A local soldier is home for the holidays after being shot in Afghanistan.
"I love the Army. I love my job. I love my guys there," said Spc. Marshall Lane, a U.S. Army Combat Medic for the 549th Military Police Company. "We train the local police how to do patrols and security along side the Afghan Uniform Police."
Lane was deployed in January. The Johnson City native said the first eight months of deployment were rather quiet. "A lot of people thanked us for being there. Some were indifferent. There's a few that really hated us being there," he said.
Lane says the violence increased in August; that's when he was shot in the chest. "As I was being dragged back, I didn't know if I was going to make it or not," he told us.
Being a combat medic, Lane said he quickly put his medical knowledge to use. "I don't remember telling them this, but they [the other soldiers] said I told them how to save my own life," he said.
He was flown to Germany where he was on a special type of life support for more than two weeks. "I was scared that I wasn't going to make it through, but once I made it to Germany I was okay okay I'm going to make it," he said.
Lane was eventually transferred to Walter Reed Medical Center where he met President Obama. He was later awarded the purple heart by the Secretary of the Army. "Tons of people that I don't even know were sending me letters saying they were praying for me and thanked me for serving," he said.

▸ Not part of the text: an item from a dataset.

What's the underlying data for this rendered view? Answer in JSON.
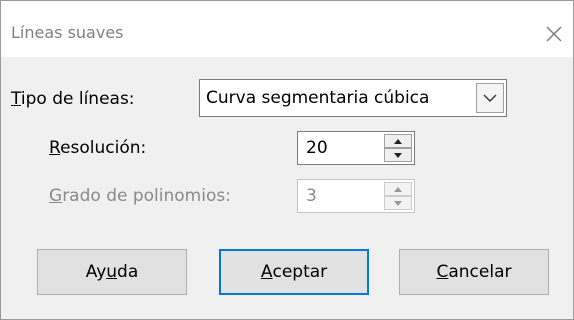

Now Lane faces his next obstacle on the road to recovery. As a complication of his treatment, he's in kidney failure and needs a transplant. Until then, he remains on dialysis three times a week.
On Sunday, he was welcomed back to east Tennessee where he'll spend the next month before going back to Walter Reed.
This Christmas Lane is grateful to be alive and home for the holidays. "How can being home not help? I missed the mountains," he said.
He also said one of the things he missed most while in Afghanistan was food from Pals.
When his company returns from their tour in Afghanistan, he plans on welcoming them home. He also hopes to one day return to active duty.